- **Source data**
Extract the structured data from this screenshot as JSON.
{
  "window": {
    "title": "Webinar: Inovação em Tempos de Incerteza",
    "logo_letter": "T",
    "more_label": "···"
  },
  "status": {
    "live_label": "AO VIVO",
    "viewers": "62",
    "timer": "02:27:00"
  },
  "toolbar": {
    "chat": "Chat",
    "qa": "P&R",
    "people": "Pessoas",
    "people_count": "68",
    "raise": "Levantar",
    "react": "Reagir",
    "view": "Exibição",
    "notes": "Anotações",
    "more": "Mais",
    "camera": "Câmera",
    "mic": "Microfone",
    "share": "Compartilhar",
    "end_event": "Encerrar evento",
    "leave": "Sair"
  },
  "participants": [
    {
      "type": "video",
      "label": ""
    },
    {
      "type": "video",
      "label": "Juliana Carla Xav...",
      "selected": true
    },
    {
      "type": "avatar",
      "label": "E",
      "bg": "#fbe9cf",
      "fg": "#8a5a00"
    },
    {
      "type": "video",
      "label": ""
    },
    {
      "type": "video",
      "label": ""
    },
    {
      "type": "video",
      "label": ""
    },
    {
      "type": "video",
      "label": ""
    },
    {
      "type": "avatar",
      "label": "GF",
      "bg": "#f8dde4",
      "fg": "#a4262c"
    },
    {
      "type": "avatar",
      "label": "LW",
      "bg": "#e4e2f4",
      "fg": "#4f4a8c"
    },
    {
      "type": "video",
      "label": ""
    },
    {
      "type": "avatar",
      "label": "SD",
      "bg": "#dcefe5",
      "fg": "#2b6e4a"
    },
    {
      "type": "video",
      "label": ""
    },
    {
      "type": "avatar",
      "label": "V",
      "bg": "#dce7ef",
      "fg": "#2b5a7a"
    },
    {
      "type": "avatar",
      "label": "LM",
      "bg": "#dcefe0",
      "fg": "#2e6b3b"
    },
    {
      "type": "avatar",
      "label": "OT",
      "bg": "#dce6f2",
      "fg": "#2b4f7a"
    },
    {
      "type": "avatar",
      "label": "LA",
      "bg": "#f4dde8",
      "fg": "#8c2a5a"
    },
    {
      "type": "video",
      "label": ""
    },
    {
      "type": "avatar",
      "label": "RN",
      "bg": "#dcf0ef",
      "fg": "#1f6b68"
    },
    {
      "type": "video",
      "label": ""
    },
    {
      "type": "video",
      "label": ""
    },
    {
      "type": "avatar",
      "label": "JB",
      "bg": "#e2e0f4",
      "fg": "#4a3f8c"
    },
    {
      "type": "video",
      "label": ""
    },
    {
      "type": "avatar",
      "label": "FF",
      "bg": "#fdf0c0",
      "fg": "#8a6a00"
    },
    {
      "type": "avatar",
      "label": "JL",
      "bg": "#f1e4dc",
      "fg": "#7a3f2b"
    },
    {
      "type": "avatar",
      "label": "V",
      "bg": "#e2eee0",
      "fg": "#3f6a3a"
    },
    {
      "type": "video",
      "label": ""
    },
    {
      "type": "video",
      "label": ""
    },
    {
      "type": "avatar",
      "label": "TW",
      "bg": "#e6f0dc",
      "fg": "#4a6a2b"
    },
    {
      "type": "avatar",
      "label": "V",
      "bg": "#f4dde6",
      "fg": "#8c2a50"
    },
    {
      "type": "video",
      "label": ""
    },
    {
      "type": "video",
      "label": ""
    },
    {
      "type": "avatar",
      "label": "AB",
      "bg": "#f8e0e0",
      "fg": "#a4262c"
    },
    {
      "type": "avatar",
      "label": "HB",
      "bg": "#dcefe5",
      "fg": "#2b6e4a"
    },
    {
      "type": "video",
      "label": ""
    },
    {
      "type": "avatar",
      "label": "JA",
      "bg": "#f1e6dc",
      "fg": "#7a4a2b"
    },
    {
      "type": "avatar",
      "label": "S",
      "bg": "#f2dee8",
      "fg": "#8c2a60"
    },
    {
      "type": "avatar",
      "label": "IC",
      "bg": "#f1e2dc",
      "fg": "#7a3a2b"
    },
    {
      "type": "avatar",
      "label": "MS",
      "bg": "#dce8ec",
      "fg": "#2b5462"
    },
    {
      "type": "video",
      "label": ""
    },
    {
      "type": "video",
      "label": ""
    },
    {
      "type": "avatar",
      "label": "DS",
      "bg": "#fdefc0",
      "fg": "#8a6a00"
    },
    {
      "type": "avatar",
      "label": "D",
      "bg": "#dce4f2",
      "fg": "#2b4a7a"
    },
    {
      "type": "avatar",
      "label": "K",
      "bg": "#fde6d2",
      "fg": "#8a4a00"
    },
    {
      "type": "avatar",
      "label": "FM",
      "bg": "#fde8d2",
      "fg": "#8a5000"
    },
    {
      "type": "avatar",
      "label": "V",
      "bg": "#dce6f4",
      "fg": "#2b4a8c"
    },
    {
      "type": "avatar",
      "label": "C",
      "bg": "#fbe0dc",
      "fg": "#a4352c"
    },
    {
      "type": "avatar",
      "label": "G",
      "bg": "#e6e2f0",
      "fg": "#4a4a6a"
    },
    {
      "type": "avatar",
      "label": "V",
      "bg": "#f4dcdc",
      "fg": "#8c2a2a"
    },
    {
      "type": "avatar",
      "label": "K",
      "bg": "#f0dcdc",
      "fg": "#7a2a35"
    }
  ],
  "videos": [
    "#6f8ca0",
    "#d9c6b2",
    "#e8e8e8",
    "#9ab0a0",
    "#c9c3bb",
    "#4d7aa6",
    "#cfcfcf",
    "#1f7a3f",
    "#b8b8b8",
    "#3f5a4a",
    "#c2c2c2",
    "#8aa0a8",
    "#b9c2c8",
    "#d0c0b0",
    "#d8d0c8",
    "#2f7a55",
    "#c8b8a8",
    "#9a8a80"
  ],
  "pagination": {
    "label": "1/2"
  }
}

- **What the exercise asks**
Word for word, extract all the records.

- **Task solution**
Extract the structured data from this screenshot as JSON.
{
  "window": {
    "title": "Webinar: Inovação em Tempos de Incerteza",
    "logo_letter": "T",
    "more_label": "···"
  },
  "status": {
    "live_label": "AO VIVO",
    "viewers": "62",
    "timer": "02:27:00"
  },
  "toolbar": {
    "chat": "Chat",
    "qa": "P&R",
    "people": "Pessoas",
    "people_count": "68",
    "raise": "Levantar",
    "react": "Reagir",
    "view": "Exibição",
    "notes": "Anotações",
    "more": "Mais",
    "camera": "Câmera",
    "mic": "Microfone",
    "share": "Compartilhar",
    "end_event": "Encerrar evento",
    "leave": "Sair"
  },
  "participants": [
    {
      "type": "video",
      "label": ""
    },
    {
      "type": "video",
      "label": "Juliana Carla Xav...",
      "selected": true
    },
    {
      "type": "avatar",
      "label": "E",
      "bg": "#fbe9cf",
      "fg": "#8a5a00"
    },
    {
      "type": "video",
      "label": ""
    },
    {
      "type": "video",
      "label": ""
    },
    {
      "type": "video",
      "label": ""
    },
    {
      "type": "video",
      "label": ""
    },
    {
      "type": "avatar",
      "label": "GF",
      "bg": "#f8dde4",
      "fg": "#a4262c"
    },
    {
      "type": "avatar",
      "label": "LW",
      "bg": "#e4e2f4",
      "fg": "#4f4a8c"
    },
    {
      "type": "video",
      "label": ""
    },
    {
      "type": "avatar",
      "label": "SD",
      "bg": "#dcefe5",
      "fg": "#2b6e4a"
    },
    {
      "type": "video",
      "label": ""
    },
    {
      "type": "avatar",
      "label": "V",
      "bg": "#dce7ef",
      "fg": "#2b5a7a"
    },
    {
      "type": "avatar",
      "label": "LM",
      "bg": "#dcefe0",
      "fg": "#2e6b3b"
    },
    {
      "type": "avatar",
      "label": "OT",
      "bg": "#dce6f2",
      "fg": "#2b4f7a"
    },
    {
      "type": "avatar",
      "label": "LA",
      "bg": "#f4dde8",
      "fg": "#8c2a5a"
    },
    {
      "type": "video",
      "label": ""
    },
    {
      "type": "avatar",
      "label": "RN",
      "bg": "#dcf0ef",
      "fg": "#1f6b68"
    },
    {
      "type": "video",
      "label": ""
    },
    {
      "type": "video",
      "label": ""
    },
    {
      "type": "avatar",
      "label": "JB",
      "bg": "#e2e0f4",
      "fg": "#4a3f8c"
    },
    {
      "type": "video",
      "label": ""
    },
    {
      "type": "avatar",
      "label": "FF",
      "bg": "#fdf0c0",
      "fg": "#8a6a00"
    },
    {
      "type": "avatar",
      "label": "JL",
      "bg": "#f1e4dc",
      "fg": "#7a3f2b"
    },
    {
      "type": "avatar",
      "label": "V",
      "bg": "#e2eee0",
      "fg": "#3f6a3a"
    },
    {
      "type": "video",
      "label": ""
    },
    {
      "type": "video",
      "label": ""
    },
    {
      "type": "avatar",
      "label": "TW",
      "bg": "#e6f0dc",
      "fg": "#4a6a2b"
    },
    {
      "type": "avatar",
      "label": "V",
      "bg": "#f4dde6",
      "fg": "#8c2a50"
    },
    {
      "type": "video",
      "label": ""
    },
    {
      "type": "video",
      "label": ""
    },
    {
      "type": "avatar",
      "label": "AB",
      "bg": "#f8e0e0",
      "fg": "#a4262c"
    },
    {
      "type": "avatar",
      "label": "HB",
      "bg": "#dcefe5",
      "fg": "#2b6e4a"
    },
    {
      "type": "video",
      "label": ""
    },
    {
      "type": "avatar",
      "label": "JA",
      "bg": "#f1e6dc",
      "fg": "#7a4a2b"
    },
    {
      "type": "avatar",
      "label": "S",
      "bg": "#f2dee8",
      "fg": "#8c2a60"
    },
    {
      "type": "avatar",
      "label": "IC",
      "bg": "#f1e2dc",
      "fg": "#7a3a2b"
    },
    {
      "type": "avatar",
      "label": "MS",
      "bg": "#dce8ec",
      "fg": "#2b5462"
    },
    {
      "type": "video",
      "label": ""
    },
    {
      "type": "video",
      "label": ""
    },
    {
      "type": "avatar",
      "label": "DS",
      "bg": "#fdefc0",
      "fg": "#8a6a00"
    },
    {
      "type": "avatar",
      "label": "D",
      "bg": "#dce4f2",
      "fg": "#2b4a7a"
    },
    {
      "type": "avatar",
      "label": "K",
      "bg": "#fde6d2",
      "fg": "#8a4a00"
    },
    {
      "type": "avatar",
      "label": "FM",
      "bg": "#fde8d2",
      "fg": "#8a5000"
    },
    {
      "type": "avatar",
      "label": "V",
      "bg": "#dce6f4",
      "fg": "#2b4a8c"
    },
    {
      "type": "avatar",
      "label": "C",
      "bg": "#fbe0dc",
      "fg": "#a4352c"
    },
    {
      "type": "avatar",
      "label": "G",
      "bg": "#e6e2f0",
      "fg": "#4a4a6a"
    },
    {
      "type": "avatar",
      "label": "V",
      "bg": "#f4dcdc",
      "fg": "#8c2a2a"
    },
    {
      "type": "avatar",
      "label": "K",
      "bg": "#f0dcdc",
      "fg": "#7a2a35"
    }
  ],
  "videos": [
    "#6f8ca0",
    "#d9c6b2",
    "#e8e8e8",
    "#9ab0a0",
    "#c9c3bb",
    "#4d7aa6",
    "#cfcfcf",
    "#1f7a3f",
    "#b8b8b8",
    "#3f5a4a",
    "#c2c2c2",
    "#8aa0a8",
    "#b9c2c8",
    "#d0c0b0",
    "#d8d0c8",
    "#2f7a55",
    "#c8b8a8",
    "#9a8a80"
  ],
  "pagination": {
    "label": "1/2"
  }
}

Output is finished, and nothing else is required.